Earlier this year the Junior Lawyers Division undertook a Resilience and Wellbeing survey of its membership and produced a report from the results which was presented at its annual conference in April. Out of a membership of 70,000 members, 214 people responded to the survey.
The key findings showed:
- Over 93% of respondents had suffered with stress in the month before completing the survey with 26% of those individuals being severely/extremely stressed.
- 73% of respondents said that their firm could do more to support stress at work.
- Over 25% of respondents said that they had suffered with a mental health problem in the month before completing the survey and under 24% of those individuals had made their employer aware of it. Over 74%t of thse suffering with a mental health problem said that they had considered taking time off work but did not, with over 67% stating that it caused them to experience problems in their family life and relationships.
- Over 73% of respondents stated that their employer did not provide any help, guidance or support to employees in relation to mental health in the workplace or that they did not know whether their employer did.
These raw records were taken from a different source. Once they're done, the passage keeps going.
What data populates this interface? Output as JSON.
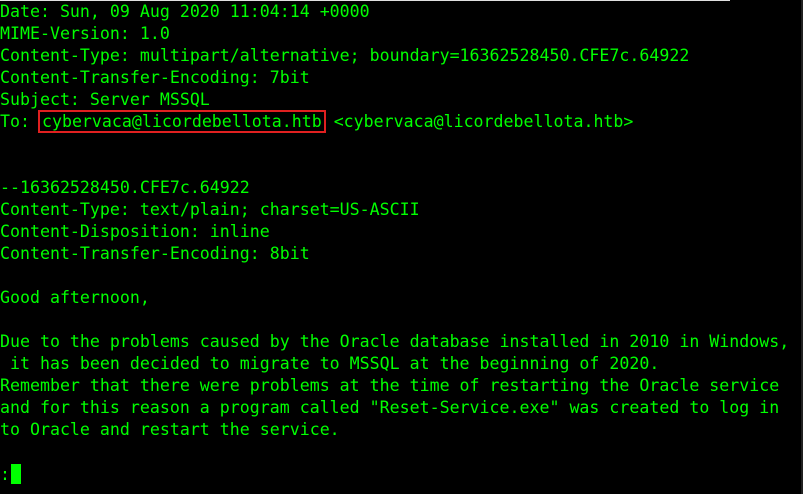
{
  "terminal": {
    "lines": {
      "date": "Date: Sun, 09 Aug 2020 11:04:14 +0000",
      "mime": "MIME-Version: 1.0",
      "content_type": "Content-Type: multipart/alternative; boundary=16362528450.CFE7c.64922",
      "cte": "Content-Transfer-Encoding: 7bit",
      "subject": "Subject: Server MSSQL",
      "to_prefix": "To: ",
      "to_highlighted": "cybervaca@licordebellota.htb",
      "to_suffix": " <cybervaca@licordebellota.htb>",
      "boundary": "--16362528450.CFE7c.64922",
      "part_ct": "Content-Type: text/plain; charset=US-ASCII",
      "part_cd": "Content-Disposition: inline",
      "part_cte": "Content-Transfer-Encoding: 8bit",
      "greeting": "Good afternoon,",
      "body1": "Due to the problems caused by the Oracle database installed in 2010 in Windows,",
      "body2": " it has been decided to migrate to MSSQL at the beginning of 2020.",
      "body3": "Remember that there were problems at the time of restarting the Oracle service",
      "body4": "and for this reason a program called \"Reset-Service.exe\" was created to log in",
      "body5": "to Oracle and restart the service."
    },
    "prompt": ":",
    "colors": {
      "background": "#000000",
      "text": "#00ff00",
      "highlight_box": "#e02020"
    }
  }
}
Over 50% felt that their organisation could do more to provide help, guidance and support in relation to mental health in the workplace.
The cause of Stress in the Workplace was mainly attributed to high workload.
Other key causes of stress included:
- Ineffective Management
- Lack of Control
- Client Expectations / Demands
- Lack of Support
Other reasons put forward by respondents included: office politics, business development expectations, covering other people’s work, urgent deadlines, lack of time for studying, repayment of LPC loan, feeling that you are being taken advantage of, team changes (seat moves and support staff leaving) dealing with complicated issues beyond experience level, own expectations.